— PROMPT —
From the data below, copy out every line in which the word "profilo" occurs.
++++ TASK INPUT
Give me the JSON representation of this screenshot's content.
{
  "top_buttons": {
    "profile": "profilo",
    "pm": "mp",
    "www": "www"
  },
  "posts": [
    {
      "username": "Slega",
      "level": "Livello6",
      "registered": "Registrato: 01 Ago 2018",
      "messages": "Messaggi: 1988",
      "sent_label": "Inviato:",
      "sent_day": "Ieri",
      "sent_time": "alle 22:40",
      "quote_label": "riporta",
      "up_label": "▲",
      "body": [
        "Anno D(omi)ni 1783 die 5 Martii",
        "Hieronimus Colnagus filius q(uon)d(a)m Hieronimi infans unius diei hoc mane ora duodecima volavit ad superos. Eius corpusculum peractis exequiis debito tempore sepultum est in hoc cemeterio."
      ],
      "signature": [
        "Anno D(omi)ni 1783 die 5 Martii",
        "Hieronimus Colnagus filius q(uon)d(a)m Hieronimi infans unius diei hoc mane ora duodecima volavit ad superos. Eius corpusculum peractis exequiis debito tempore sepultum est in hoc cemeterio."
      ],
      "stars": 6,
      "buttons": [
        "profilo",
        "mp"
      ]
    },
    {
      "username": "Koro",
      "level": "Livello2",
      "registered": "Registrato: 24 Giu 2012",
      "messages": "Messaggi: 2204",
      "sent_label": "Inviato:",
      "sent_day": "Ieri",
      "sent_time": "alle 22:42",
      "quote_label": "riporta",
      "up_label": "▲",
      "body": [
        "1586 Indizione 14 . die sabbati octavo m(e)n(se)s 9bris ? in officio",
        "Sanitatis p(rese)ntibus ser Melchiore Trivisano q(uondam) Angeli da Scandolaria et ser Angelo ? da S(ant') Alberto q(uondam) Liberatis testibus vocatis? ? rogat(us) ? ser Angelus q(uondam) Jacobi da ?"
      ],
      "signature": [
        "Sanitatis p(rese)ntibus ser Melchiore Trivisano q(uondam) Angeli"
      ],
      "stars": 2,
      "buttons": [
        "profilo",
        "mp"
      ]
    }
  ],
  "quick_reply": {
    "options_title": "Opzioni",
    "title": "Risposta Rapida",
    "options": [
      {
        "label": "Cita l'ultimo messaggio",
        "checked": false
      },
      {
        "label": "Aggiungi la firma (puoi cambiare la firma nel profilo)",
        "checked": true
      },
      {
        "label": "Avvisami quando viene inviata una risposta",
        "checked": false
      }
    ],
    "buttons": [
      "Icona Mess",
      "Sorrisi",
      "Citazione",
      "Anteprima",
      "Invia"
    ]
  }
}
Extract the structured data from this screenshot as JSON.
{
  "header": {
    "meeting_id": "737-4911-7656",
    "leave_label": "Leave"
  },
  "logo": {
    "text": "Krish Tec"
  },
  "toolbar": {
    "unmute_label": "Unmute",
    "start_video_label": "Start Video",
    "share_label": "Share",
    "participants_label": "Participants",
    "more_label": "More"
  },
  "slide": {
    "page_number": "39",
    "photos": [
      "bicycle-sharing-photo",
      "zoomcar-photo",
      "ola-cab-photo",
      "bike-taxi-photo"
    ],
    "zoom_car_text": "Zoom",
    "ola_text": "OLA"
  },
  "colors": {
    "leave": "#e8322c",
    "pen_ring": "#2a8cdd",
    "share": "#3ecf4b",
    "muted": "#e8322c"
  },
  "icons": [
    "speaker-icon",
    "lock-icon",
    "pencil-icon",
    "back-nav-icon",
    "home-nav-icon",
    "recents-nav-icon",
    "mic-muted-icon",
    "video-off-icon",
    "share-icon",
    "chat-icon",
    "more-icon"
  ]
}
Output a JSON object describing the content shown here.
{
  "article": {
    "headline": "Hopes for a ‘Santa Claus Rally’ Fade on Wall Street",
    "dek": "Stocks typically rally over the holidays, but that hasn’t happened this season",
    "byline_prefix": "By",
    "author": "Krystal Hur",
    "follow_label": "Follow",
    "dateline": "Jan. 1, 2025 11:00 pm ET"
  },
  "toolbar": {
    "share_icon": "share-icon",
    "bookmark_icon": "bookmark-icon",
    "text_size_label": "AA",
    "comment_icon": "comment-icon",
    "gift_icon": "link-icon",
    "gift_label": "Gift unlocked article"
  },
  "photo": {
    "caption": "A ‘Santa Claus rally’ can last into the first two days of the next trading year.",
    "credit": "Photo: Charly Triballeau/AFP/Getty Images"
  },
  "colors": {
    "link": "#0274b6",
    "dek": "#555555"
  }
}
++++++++
— EXERCISE SOLUTION —
    "profile": "profilo",
        "profilo",
        "profilo",
        "label": "Aggiungi la firma (puoi cambiare la firma nel profilo)",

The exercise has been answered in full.